Currently there is no research that provides an estimate of the average striking speed that occurs in Mixed Martial Arts Fighting, so our best reference is that of boxers (as MMA fighting involves various boxing techniques and punches).
Researchers  in a study that looked at the punching speed and power of Olympic level boxers found that the boxers hand velocity (punching speed) was measured at 2.14 meters per second, whilst a group of scientists at the university of Manchester measured the punching speed and force of former world champion boxer “Ricky Hatton” His average punching speed was measured out at 40km/hr (11.11 meters per second) which practically means his opponents have less than one tenth of a second to move out of the way of his punches!
Increasing the fighters striking speed is a key objective, and as it is documented [1,2] that the speed at which a punch or kick is delivered can play an important factor in the knockout potential of any strike delivered. An excellent justification for the need for speed training among the other more common training components of a typical conditioning program, comes from the “la Bounty et al. 2011 article”  were it is argued that the total measurable kinetic energy of any strike (kick or punch) is exponentially related to the velocity, whereas only arithmetically related to the mass of striking ., (Ek = (1/2)mv2]), Therefore by increasing our fighters striking speed, we are increasing their ability to knockout more opponents, well theoretically this may well be; but as we know there are many factors (some un-measurable) that contribute to a fighters ability knock out opponents.
The traditional concept of speed training for team sports needs modification as the major requirement for speed in mixed martial arts is not related to running movement, but rather striking movements. Therefore the focus of a speed training program needs to be based on the sequential development of striking (both punching and kicking) speed.
Punching velocity can be increased through exercises that enhance the athletes rate of force development , exercises such as plyometrics that replicate punching (medicine ball throws ect) and kicking can be utilised as they ensure maximum acceleration through the whole range of movement .

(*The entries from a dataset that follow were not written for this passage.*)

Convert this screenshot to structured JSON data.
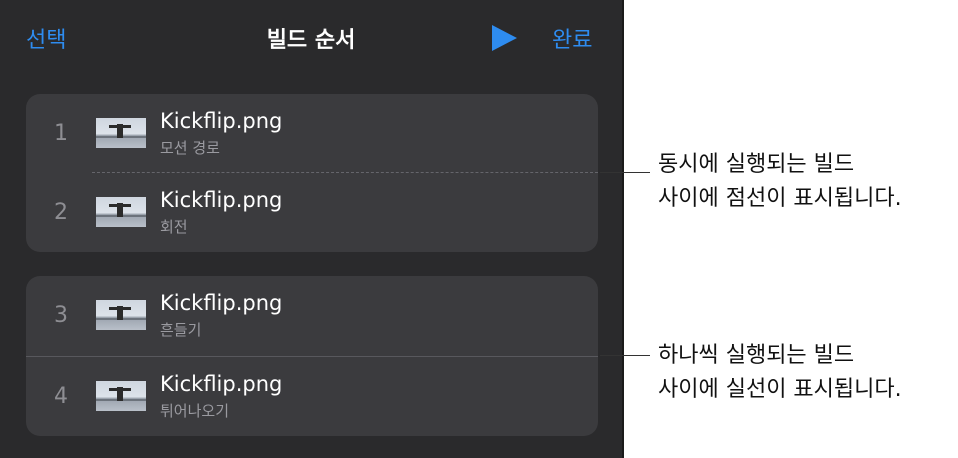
{
  "nav": {
    "select_label": "선택",
    "title": "빌드 순서",
    "play_icon": "play-icon",
    "done_label": "완료",
    "accent": "#2e8cf0"
  },
  "groups": [
    {
      "items": [
        {
          "number": "1",
          "file": "Kickflip.png",
          "effect": "모션 경로"
        },
        {
          "number": "2",
          "file": "Kickflip.png",
          "effect": "회전"
        }
      ]
    },
    {
      "items": [
        {
          "number": "3",
          "file": "Kickflip.png",
          "effect": "흔들기"
        },
        {
          "number": "4",
          "file": "Kickflip.png",
          "effect": "튀어나오기"
        }
      ]
    }
  ],
  "callouts": [
    {
      "line1": "동시에 실행되는 빌드",
      "line2": "사이에 점선이 표시됩니다."
    },
    {
      "line1": "하나씩 실행되는 빌드",
      "line2": "사이에 실선이 표시됩니다."
    }
  ]
}
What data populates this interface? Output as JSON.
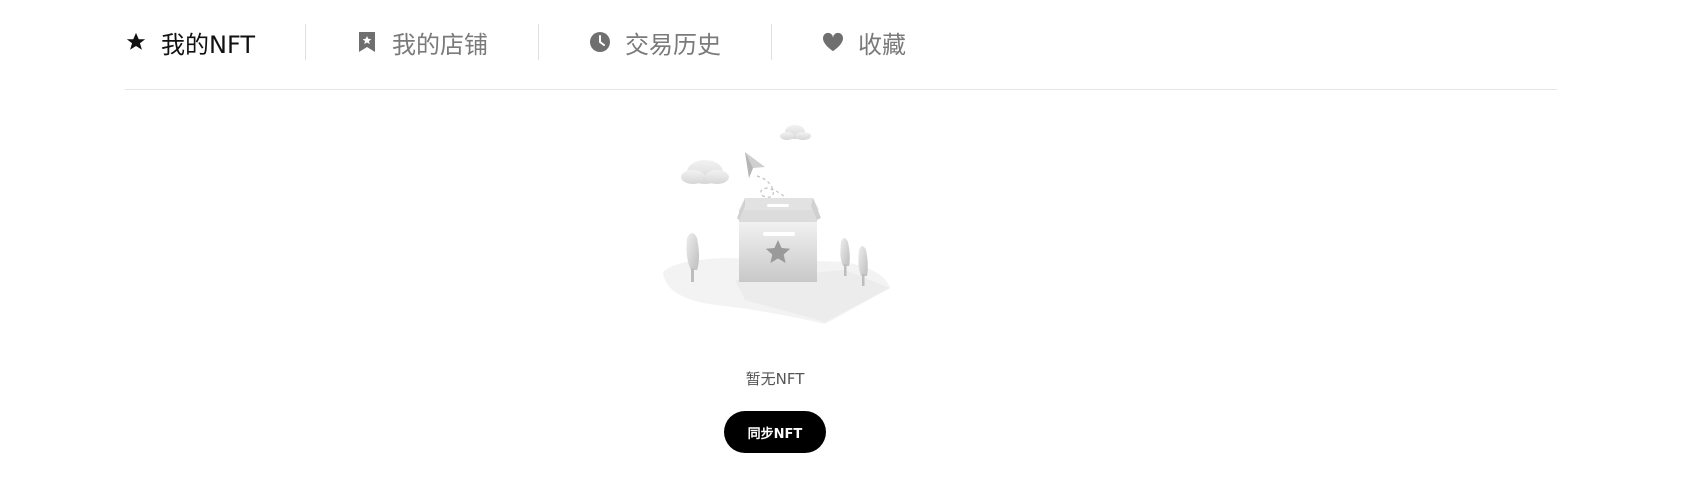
{
  "tabs": [
    {
      "label": "我的NFT",
      "icon": "star-icon",
      "active": true
    },
    {
      "label": "我的店铺",
      "icon": "bookmark-icon",
      "active": false
    },
    {
      "label": "交易历史",
      "icon": "clock-icon",
      "active": false
    },
    {
      "label": "收藏",
      "icon": "heart-icon",
      "active": false
    }
  ],
  "empty_state": {
    "message": "暂无NFT",
    "illustration": "empty-box-illustration"
  },
  "sync_button": {
    "label": "同步NFT"
  },
  "colors": {
    "active_tab": "#111111",
    "inactive_tab": "#7a7a7a",
    "button_bg": "#000000",
    "button_text": "#ffffff",
    "divider": "#e6e6e6"
  }
}
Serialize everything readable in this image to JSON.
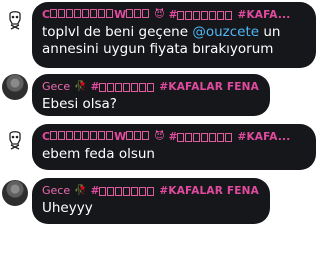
{
  "messages": [
    {
      "sender": "C̈ ⨯⨯⨯⨯⨯⨯⨯⨯ W ⨯⨯⨯",
      "sender_prefix": "C",
      "sender_letter": "W",
      "sender_emoji": "😈",
      "tag": "#KAFA...",
      "text_parts": [
        {
          "text": "toplvl de beni geçene "
        },
        {
          "text": "@ouzcete",
          "mention": true
        },
        {
          "text": " un annesini uygun fiyata bırakıyorum"
        }
      ],
      "avatar": "skull-avatar"
    },
    {
      "sender": "Gece",
      "sender_emoji": "🥀",
      "tag": "#KAFALAR FENA",
      "text": "Ebesi olsa?",
      "avatar": "dark-avatar"
    },
    {
      "sender_prefix": "C",
      "sender_letter": "W",
      "sender_emoji": "😈",
      "tag": "#KAFA...",
      "text": "ebem feda olsun",
      "avatar": "skull-avatar"
    },
    {
      "sender": "Gece",
      "sender_emoji": "🥀",
      "tag": "#KAFALAR FENA",
      "text": "Uheyyy",
      "avatar": "dark-avatar"
    }
  ]
}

We must be mindful that actual neuromuscular recruitment patterns used in non specific strength training exercises may not carry over to enhance the Mixed martial artist striking pattern and speed, therefore aim to keep the exercises and activities as specific to the striking patterns targeted .
Striking acceleration speed can be enhanced through the inclusion of resistance band punching & kicking techniques, researchers suggest that by using resistance devices such as strength bands, striking speed and drive during initial acceleration phase can be improved, thus assisting in improving an athlete’s ability to reach maximum speed as fast as possible[3,4].
Having the fighter practicing various punching and kicking techniques with strength bands attached to the hand or ankle and aiming for maximum acceleration and speed for each repetitions is crucial, always stop once striking speed or quality of technique decreases. This type of speed training activity is well complimented to strength and power based training sessions, preferably at the beginning so the impact of fatigue on the nervous system is limited.
- Accredited Sport Scientist
- Accredited Exercise Physiologist
- MSc. (Exercise Science)
- Post Grad. Dip (Exercise Rehabilitation)
- Post Grad. Cert (Diabetes Education & Management)
- BSc. (Exercise Science & Nutrition)
- Associate Nutritionist
- Waliko, T.J, Viano, D.C. Biomechanics of the head for Olympic Boxer punches to the face. Br J Sports Med. 2005. Vol 39. pgs; 710–719.
- La Bounty et al. Strength and Conditioning consideration for mixed martial arts. Journal of Strength and Conditioning (NSCA). 2011. Volume : 33(1).
- Turner, A. Increasing the impact force of the rear hand punch. Journal of Strength & Conditioning (NSCA). 2011. Vol: 33(6).
- Warpeah, C.H. Principals of Speed Training. NSCA Performance Journal. 2007. Vol 6(3), pgs: 6-8.